Thursday, February 2, 2012

George Washington Carver (1865-1943)

No individual has any right to come into the world and go out of it without leaving something behind.
~George Washington Carver   

   George Washington Carver was born on a small farm in Missouri to a young slave couple. Never knowing his father (who died before he was born), and after being kidnapped from his mother at just a few months old, Carver was raised by his slave owners Moses and Susan Carver. As as child, Carver was frail and sickly, which is why he spent most of his time working beside Susan completing chores around the cabin. It was here where he learned many domestic skills such as cooking, cleaning and mending. He also  spent a lot of time in the garden fascinated with plants and flowers. George Washington Carver received a formal education growing up which was rare for African-Americans at this time; as a young adult he went on to study agriculture and obtained a bachelor's degree in 1894 and a graduate degree in 1896.
     As his career began to flourish, George Washington Carver worked closely with Booker T. Washington at Tuskegee Institute in Alabama. Carver conducted agricultural research which was significant in  the development and improvement of farming practices for poorer farmers, both black and white. After years of growing cotton, the soil in the south wasn't that great. Carver encouraged farmers to grow peanuts to improve the quality of the soil.
     George Washington Carver continued to make huge contributions to America. He developed many great uses and recipes for peanuts, sweet potatoes and other agricultural products. This was a huge contribution to the south; it helped to improve farmers lives and their diets. It also helped to revitalize the southern economy which was not doing too well at the time. When America was plagued with polio, Carver developed a special treatment using peanut oil that provided some relief for those suffering from the virus. 
     Carver is buried on the campus of Tuskegee Institute where he worked and lived for most of his life. He died on January 5, 1943. He is buried near the grave of Booker T. Washington. Soon after his death, Senator Harry S. Truman sponsored the George Washington Carver National Monument in Diamond. It is located on the farm where Carver was born. 

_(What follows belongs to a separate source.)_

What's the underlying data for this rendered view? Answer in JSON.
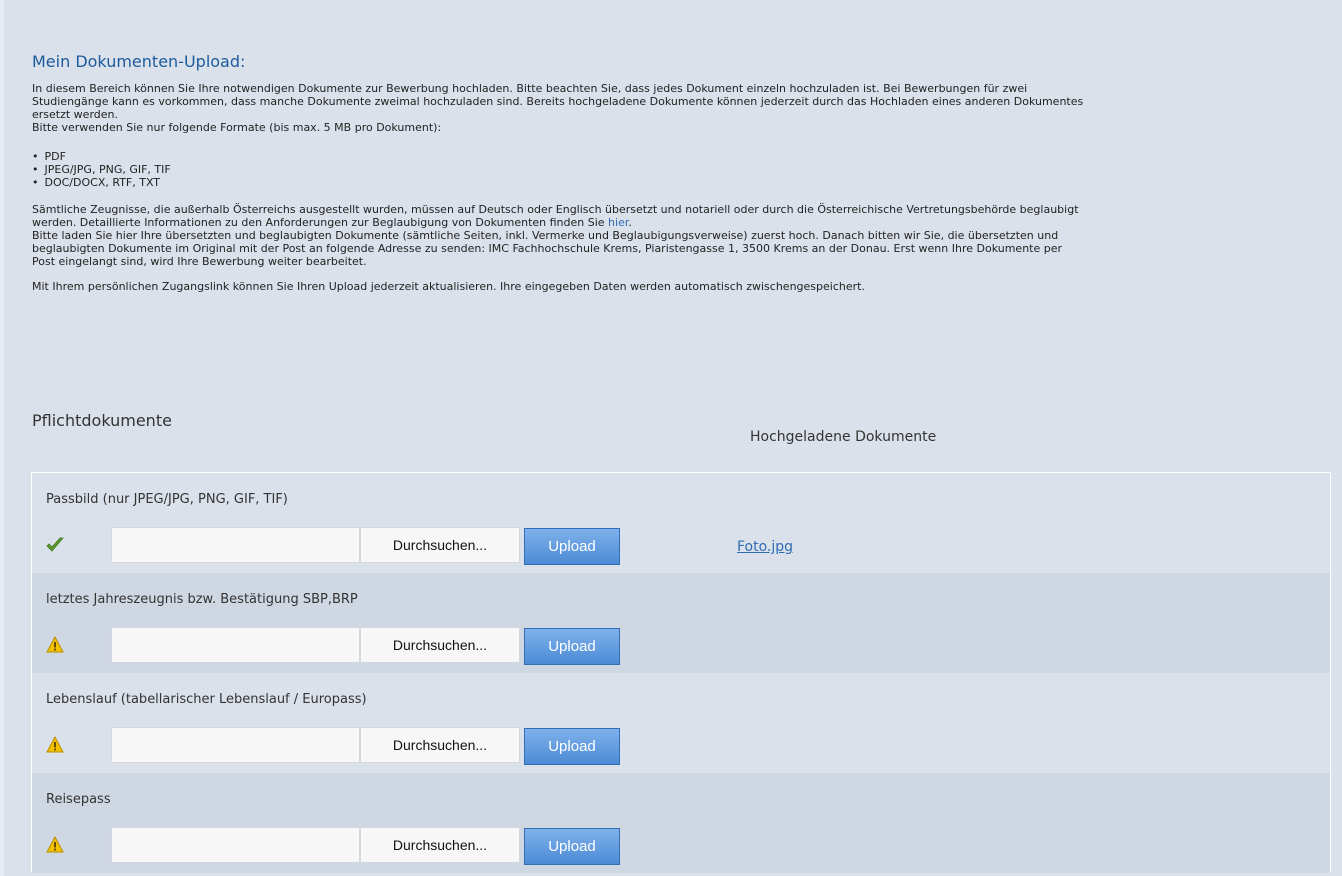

Download my George Washington Carver activity set! It includes an informative coloring page, a mini science experiment and a tasty peanut butter recipe! 

For a great literacy activity during Black History Month, visit Classroom Magic.


  1. OOOHHH, this is great!! Thank you for sharing :)

    Teaching in Room 6

  2. This is great...thanks for sharing it with all of us! I am your newest follower and a newbie blogger. Come on by and visit!

    The Picture Book Teacher's Edition

  3. I just started following your blog and I am passing it on to some of my friends! Thank you for sharing your great ideas.

  4. Thank you so much! I hope you love all of the resources, ideas, and activities I share : )